Front Row at Alexis Mabille

Joining a gaggle of French starlets at the show in Paris on Wednesday were two of the country’s most bankable stars.

Alysson Paradis

Alysson Paradis

Photo By Stéphane Feugère

BOX OFFICE GOLD: Joining a gaggle of French starlets at the Alexis Mabille show in Paris on Wednesday were two of the country’s most bankable stars. Though virtually unknown outside France, Catherine Frot beat out Marion Cotillard to become the highest-paid local actress last year, with total earnings of 2.2 million euros, or $2.9 million at average exchange rates for the period, according to a ranking published by the daily Le Figaro.

Not that she was thrilled to have the information made public. Like most French people, Frot considers talking about your salary distasteful. “It bothers me when my daughter goes to school and she hears things like that about her mother,” she said. “There is something slightly vulgar about divulging people’s financial particulars.”


The Figaro survey, published this month, came at a time of intense debate about actors’ salaries in France, which is struggling to pay down its public debt even as it continues to heavily subsidize its film industry.
Frot, who is currently starring in Samuel Beckett’s “Happy Days” at the Théâtre de l’Atelier, was unapologetic about her paychecks. “I think it’s great to be well paid, because I make a lot of money for producers,” she said.    

Clovis Cornillac, best known for his role in “Asterix at the Olympic Games,” was ranked 38th overall among male and female actors, after starring in smaller projects last year. He said ranking film stars by salary made little sense in France, where financing comes from a mix of public and private sources.

“Films are not produced the same way here as in the United States. In the U.S., someone puts up the money and the movie gets made. In France, a whole cultural system is involved,” he noted. “Actors are part of the system, for sure, but we are only the tip of the iceberg.”

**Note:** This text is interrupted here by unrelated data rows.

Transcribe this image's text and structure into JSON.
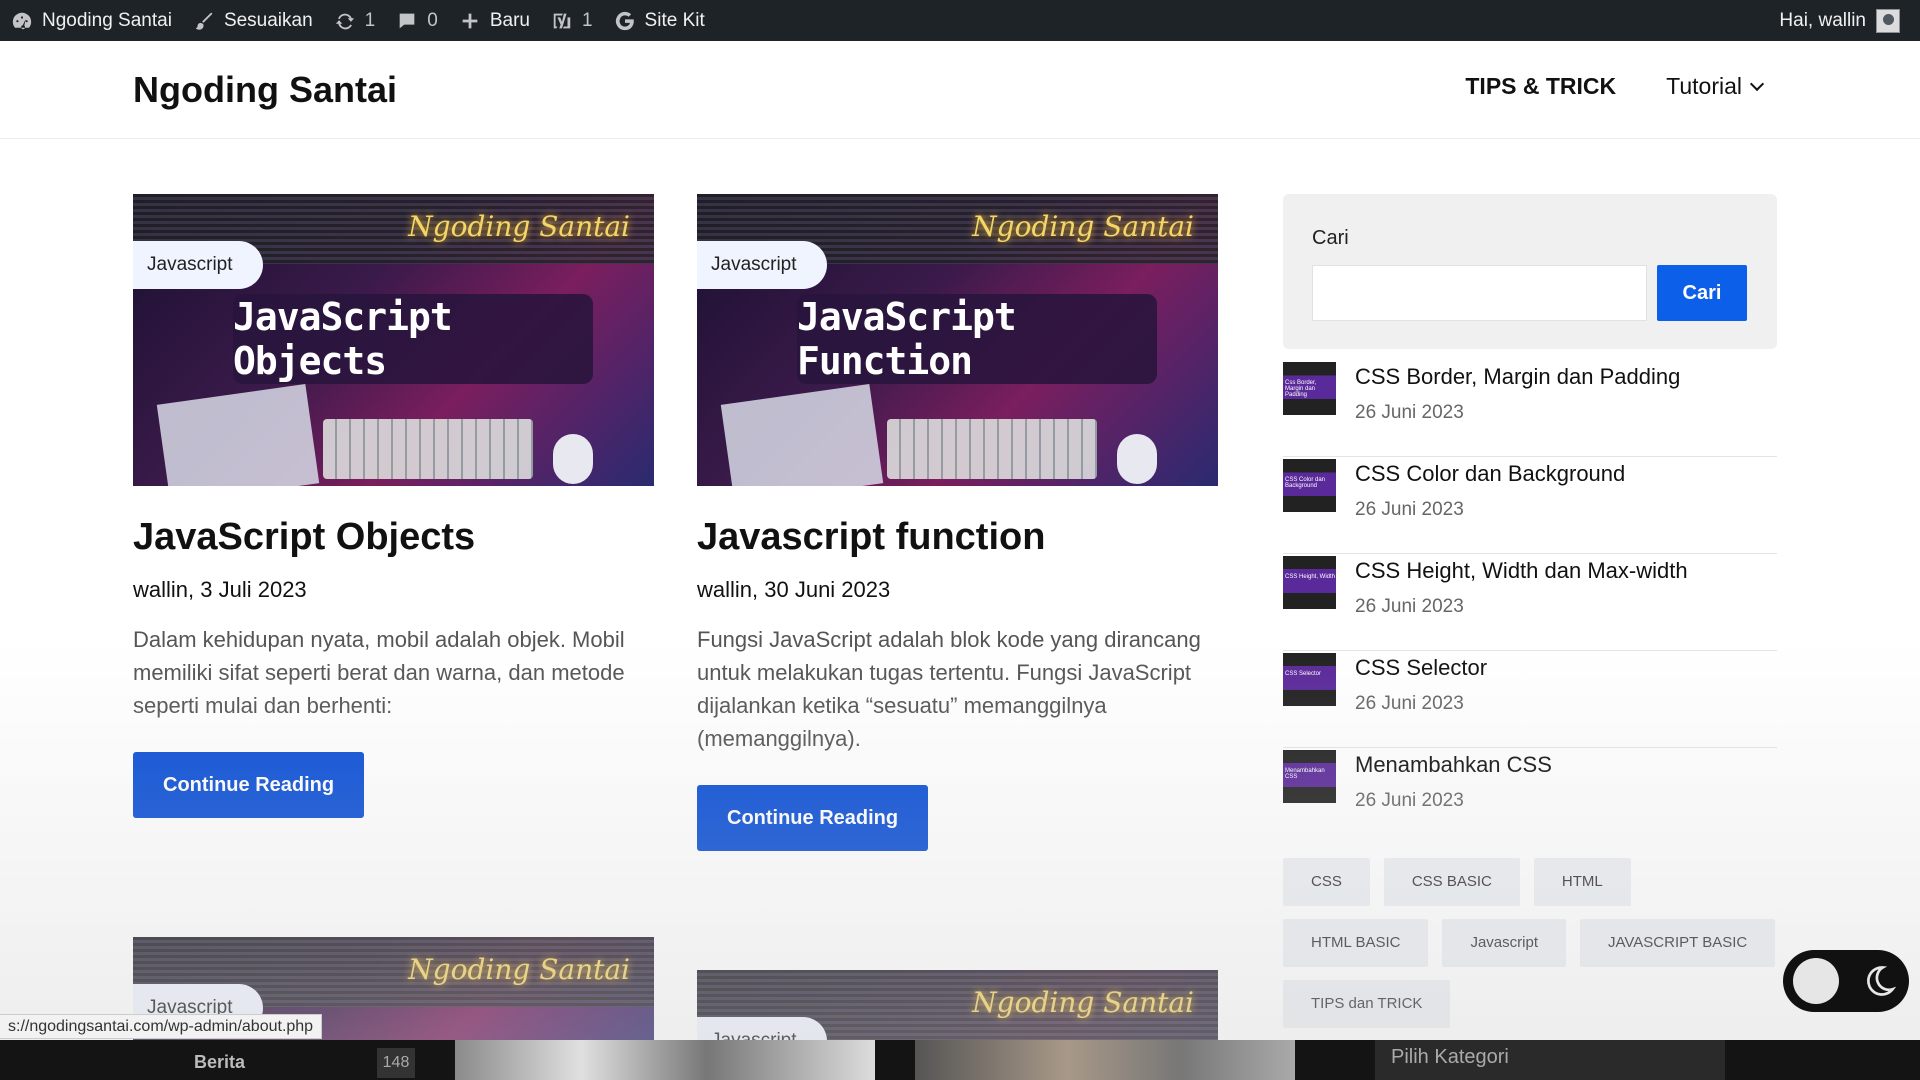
{
  "adminbar": {
    "site_name": "Ngoding Santai",
    "customize": "Sesuaikan",
    "updates_count": "1",
    "comments_count": "0",
    "new_label": "Baru",
    "yoast_count": "1",
    "sitekit_label": "Site Kit",
    "greeting": "Hai, wallin"
  },
  "header": {
    "site_title": "Ngoding Santai",
    "menu": [
      {
        "label": "TIPS & TRICK"
      },
      {
        "label": "Tutorial"
      }
    ]
  },
  "posts": [
    {
      "category": "Javascript",
      "thumb_text": "JavaScript Objects",
      "brand": "Ngoding Santai",
      "title": "JavaScript Objects",
      "meta": "wallin, 3 Juli 2023",
      "excerpt": "Dalam kehidupan nyata, mobil adalah objek. Mobil memiliki sifat seperti berat dan warna, dan metode seperti mulai dan berhenti:",
      "button": "Continue Reading"
    },
    {
      "category": "Javascript",
      "thumb_text": "JavaScript Function",
      "brand": "Ngoding Santai",
      "title": "Javascript function",
      "meta": "wallin, 30 Juni 2023",
      "excerpt": "Fungsi JavaScript adalah blok kode yang dirancang untuk melakukan tugas tertentu. Fungsi JavaScript dijalankan ketika “sesuatu” memanggilnya (memanggilnya).",
      "button": "Continue Reading"
    },
    {
      "category": "Javascript",
      "brand": "Ngoding Santai"
    },
    {
      "category": "Javascript",
      "brand": "Ngoding Santai"
    }
  ],
  "sidebar": {
    "search_label": "Cari",
    "search_value": "",
    "search_button": "Cari",
    "recent": [
      {
        "title": "CSS Border, Margin dan Padding",
        "date": "26 Juni 2023",
        "thumb_text": "Css Border, Margin dan Padding"
      },
      {
        "title": "CSS Color dan Background",
        "date": "26 Juni 2023",
        "thumb_text": "CSS Color dan Background"
      },
      {
        "title": "CSS Height, Width dan Max-width",
        "date": "26 Juni 2023",
        "thumb_text": "CSS Height, Width"
      },
      {
        "title": "CSS Selector",
        "date": "26 Juni 2023",
        "thumb_text": "CSS Selector"
      },
      {
        "title": "Menambahkan CSS",
        "date": "26 Juni 2023",
        "thumb_text": "Menambahkan CSS"
      }
    ],
    "tags": [
      "CSS",
      "CSS BASIC",
      "HTML",
      "HTML BASIC",
      "Javascript",
      "JAVASCRIPT BASIC",
      "TIPS dan TRICK"
    ]
  },
  "statusbar": {
    "url": "s://ngodingsantai.com/wp-admin/about.php"
  },
  "bottom": {
    "berita": "Berita",
    "count": "148",
    "kategori": "Pilih Kategori"
  },
  "colors": {
    "adminbar": "#1d2327",
    "primary_button": "#0b4fd6",
    "search_button": "#0b5fe8"
  }
}
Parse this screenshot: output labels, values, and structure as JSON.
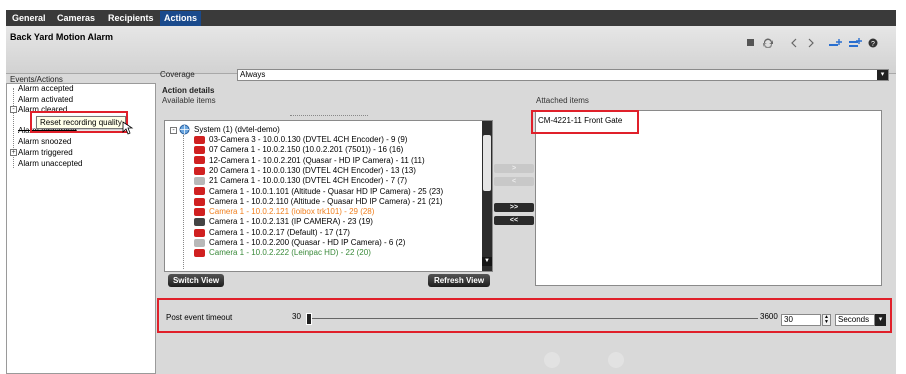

Cornillac is currently touring France with Patrick Süskind’s play “The Double-Bass.” It turns out it’s not the first time he has completed a Tour de France. The actor cycled 6,000 kilometers, or 3,700 miles, to play an amateur cyclist who completes the famous bike race in “La grande boucle,” scheduled for release in June.